Die stille Stadt; Laue Sommernacht; Bei dir ist es traut; Licht in der Nacht
Frühlingsmorgen; Ich ging mit Lust durch einen grünen Wald; Ablösung im Sommer; Lob des hohen Verstandes
Sieben frühe Lieder
Bernarda Fink (mezzo soprano) & Roger Vignoles (piano)
Reviewed by: Ben Hogwood
Reviewed: 28 January, 2008
Venue: Wigmore Hall, London
Hugo Wolf was born in the same year as Mahler, and the chosen selection here showed a poetic response to text and sharply defined moods. Vignoles manfully overcame page-turning difficulties to portray the restless wind of “Die ihr schwebet”, in which Fink sounded ill at ease. A solemn performance of the curiously titled “An ***”, Wolf’s Lenau setting of 1877, was complemented by the softer, lovelorn delivery of “Frage nicht”, its nocturnal outpouring of love richly evident.
The real charmer, however, was “In dem Schatten meiner Locken”, Fink and Vignoles capturing the exquisite tension of wondering whether or not to wake a sleeping partner. Both treaded carefully, with a lovely slight of humour.
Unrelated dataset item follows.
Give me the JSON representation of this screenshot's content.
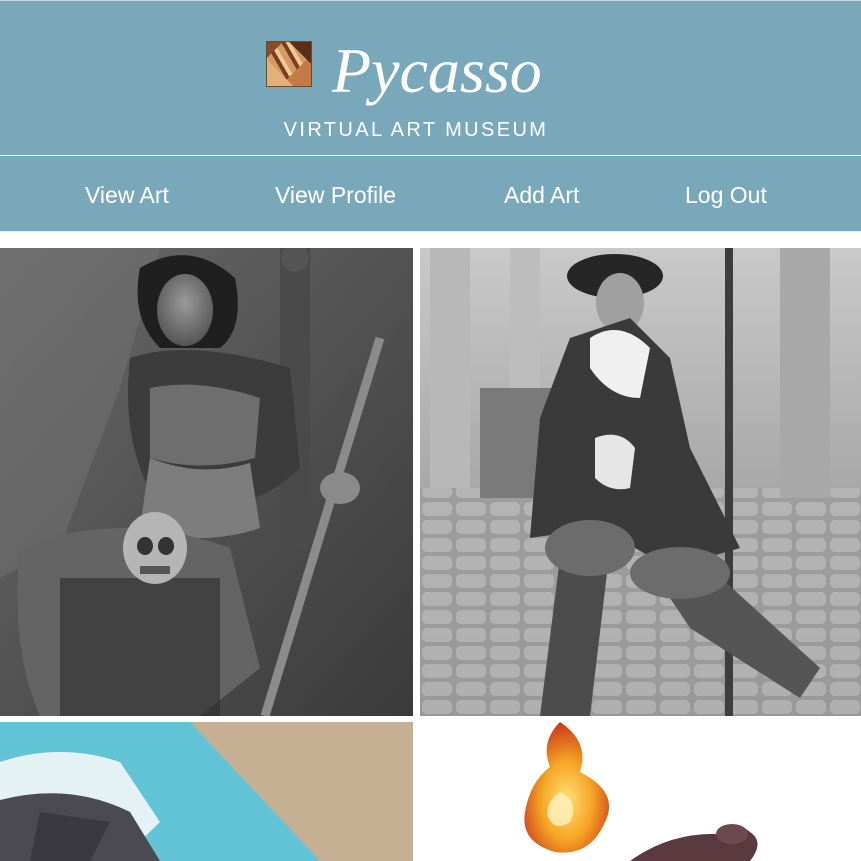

There were noticeably fuller harmonies in the four Lieder of Alma Mahler, thought to be written before her marriage and during her liaison with Zemlinsky. Vignoles’s softly-brushed right-hand accompaniment to “Bei dir ist es traut” reflected the notion of safety, while a big climax to “Licht in der Nacht” was fulsome from Fink yet totally controlled. The darkness to light of “Die stille Stadt” was perhaps more obviously achieved than in Gustav Mahler’s music, though it was subtly nuanced.
Mahler himself threw open the windows with “Frühlingsmorgen”, Vignoles relishing the evocations of birdsong and bees. A similar exuberance captured the essence of “Lob des hohen Verstandes”, Fink’s characterisation of the donkey especially well done, while her control of the melody of “Ich ging mit Lust” was extremely fine, the words of “Ablösung im Sommer” also well defined. Here again the role of Vignoles was crucial, supplying the staccato to depict the dead cuckoo and the florid figuration for the nightingale.
Finally a ravishing account of Alban Berg’s “Sieben frühe Lieder” that concentrated on fullness of tone and the richness of the composer’s harmonic language, elusive at times yet fully making sense through Vignoles’s guidance, in particular the exotically coloured ‘Traumgekrönt’. The ending of the short ‘Im Zimmer’ was beautifully tapered, while the passionate exultations of ‘Liebesode’ were again rich but not too heady.
As an encore wass an affectionate “Rheinlegendchen”, returning to Mahler once more. Bowing towards each other at the end, these artists’ mutual appreciation and musical chemistry could be clearly perceived.